**About this task**
Give only the number of lines in the following entries where "Bahçe" appears.
BEGIN Provided data
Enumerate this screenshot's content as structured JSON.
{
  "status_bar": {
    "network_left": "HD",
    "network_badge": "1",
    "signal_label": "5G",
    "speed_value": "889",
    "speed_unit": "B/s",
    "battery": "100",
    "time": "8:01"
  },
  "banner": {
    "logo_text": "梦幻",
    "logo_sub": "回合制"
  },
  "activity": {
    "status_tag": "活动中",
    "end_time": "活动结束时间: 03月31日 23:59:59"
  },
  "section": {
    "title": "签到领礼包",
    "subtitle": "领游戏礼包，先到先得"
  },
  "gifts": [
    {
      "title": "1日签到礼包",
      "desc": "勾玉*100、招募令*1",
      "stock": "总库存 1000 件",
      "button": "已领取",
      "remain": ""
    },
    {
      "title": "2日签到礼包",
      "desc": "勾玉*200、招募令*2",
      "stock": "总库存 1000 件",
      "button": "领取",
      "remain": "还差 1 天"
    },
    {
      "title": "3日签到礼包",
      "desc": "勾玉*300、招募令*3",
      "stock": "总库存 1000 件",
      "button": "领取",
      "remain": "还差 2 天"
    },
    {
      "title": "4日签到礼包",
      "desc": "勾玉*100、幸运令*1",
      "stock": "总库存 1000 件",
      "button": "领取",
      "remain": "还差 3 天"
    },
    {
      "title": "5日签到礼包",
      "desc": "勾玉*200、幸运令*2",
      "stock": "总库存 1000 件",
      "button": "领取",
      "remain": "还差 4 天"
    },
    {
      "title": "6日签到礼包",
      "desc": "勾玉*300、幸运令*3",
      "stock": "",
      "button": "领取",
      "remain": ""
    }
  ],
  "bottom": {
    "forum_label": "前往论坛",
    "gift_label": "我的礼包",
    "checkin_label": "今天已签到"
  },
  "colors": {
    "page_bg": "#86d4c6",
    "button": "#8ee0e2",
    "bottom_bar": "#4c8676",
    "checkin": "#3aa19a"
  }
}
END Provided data
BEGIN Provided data
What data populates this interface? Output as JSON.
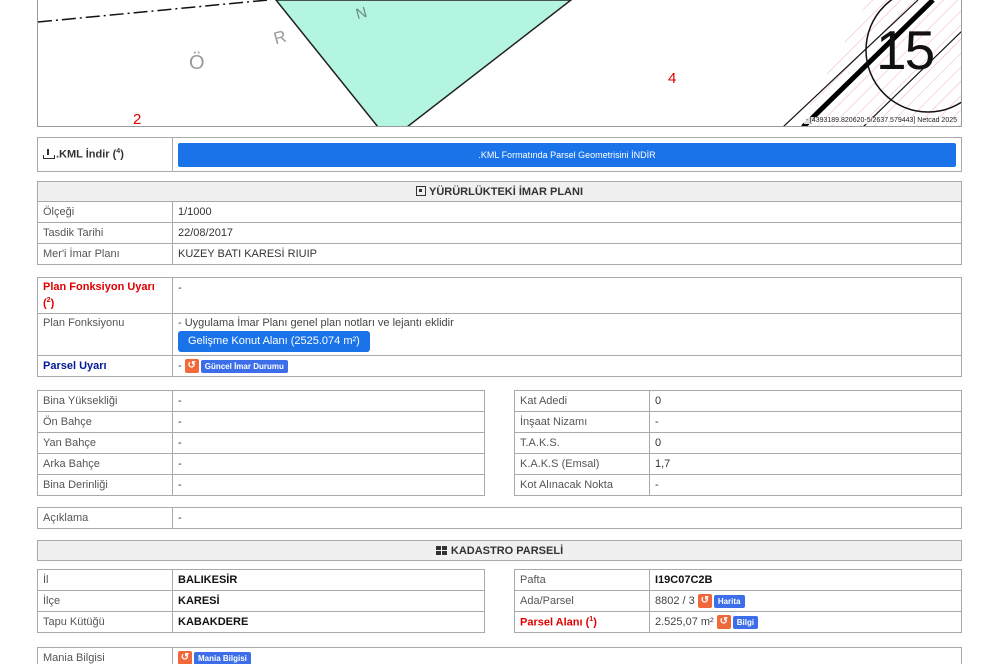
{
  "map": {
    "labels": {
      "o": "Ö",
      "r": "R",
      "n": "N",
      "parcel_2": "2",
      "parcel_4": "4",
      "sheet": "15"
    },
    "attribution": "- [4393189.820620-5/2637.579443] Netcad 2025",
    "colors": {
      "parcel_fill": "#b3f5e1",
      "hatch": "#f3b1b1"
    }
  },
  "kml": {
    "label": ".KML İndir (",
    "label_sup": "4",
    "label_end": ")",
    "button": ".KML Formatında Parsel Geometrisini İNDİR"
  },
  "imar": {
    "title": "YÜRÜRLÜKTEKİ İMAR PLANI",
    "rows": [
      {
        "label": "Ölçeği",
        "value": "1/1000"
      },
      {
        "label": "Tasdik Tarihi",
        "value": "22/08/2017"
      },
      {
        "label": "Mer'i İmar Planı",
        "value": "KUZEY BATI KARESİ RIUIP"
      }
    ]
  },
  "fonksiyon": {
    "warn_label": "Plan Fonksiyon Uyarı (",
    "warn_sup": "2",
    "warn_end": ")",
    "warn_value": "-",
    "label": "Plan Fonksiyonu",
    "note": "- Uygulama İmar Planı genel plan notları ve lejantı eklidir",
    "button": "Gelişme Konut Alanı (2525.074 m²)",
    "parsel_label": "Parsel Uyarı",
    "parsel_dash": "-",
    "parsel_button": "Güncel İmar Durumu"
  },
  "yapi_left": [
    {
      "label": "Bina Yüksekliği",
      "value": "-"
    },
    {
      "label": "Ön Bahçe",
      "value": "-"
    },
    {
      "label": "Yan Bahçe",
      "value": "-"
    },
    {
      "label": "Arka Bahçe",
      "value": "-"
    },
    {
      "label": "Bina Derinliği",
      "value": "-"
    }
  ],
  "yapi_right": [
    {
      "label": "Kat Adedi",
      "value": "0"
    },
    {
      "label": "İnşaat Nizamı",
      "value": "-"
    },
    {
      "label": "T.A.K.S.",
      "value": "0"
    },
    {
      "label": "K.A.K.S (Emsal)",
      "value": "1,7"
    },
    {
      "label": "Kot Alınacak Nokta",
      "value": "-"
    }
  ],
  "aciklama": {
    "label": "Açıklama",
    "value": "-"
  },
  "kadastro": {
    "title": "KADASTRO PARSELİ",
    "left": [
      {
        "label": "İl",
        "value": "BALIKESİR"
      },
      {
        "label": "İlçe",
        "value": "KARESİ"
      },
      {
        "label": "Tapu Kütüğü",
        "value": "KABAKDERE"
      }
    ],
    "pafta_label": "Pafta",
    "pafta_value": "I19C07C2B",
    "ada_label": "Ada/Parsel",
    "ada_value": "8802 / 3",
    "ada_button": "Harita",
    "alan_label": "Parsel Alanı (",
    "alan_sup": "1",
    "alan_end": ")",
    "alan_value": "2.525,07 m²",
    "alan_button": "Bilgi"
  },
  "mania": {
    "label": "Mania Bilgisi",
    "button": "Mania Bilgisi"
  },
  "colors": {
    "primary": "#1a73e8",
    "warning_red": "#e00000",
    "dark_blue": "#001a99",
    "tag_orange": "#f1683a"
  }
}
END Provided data
**Answer space**
3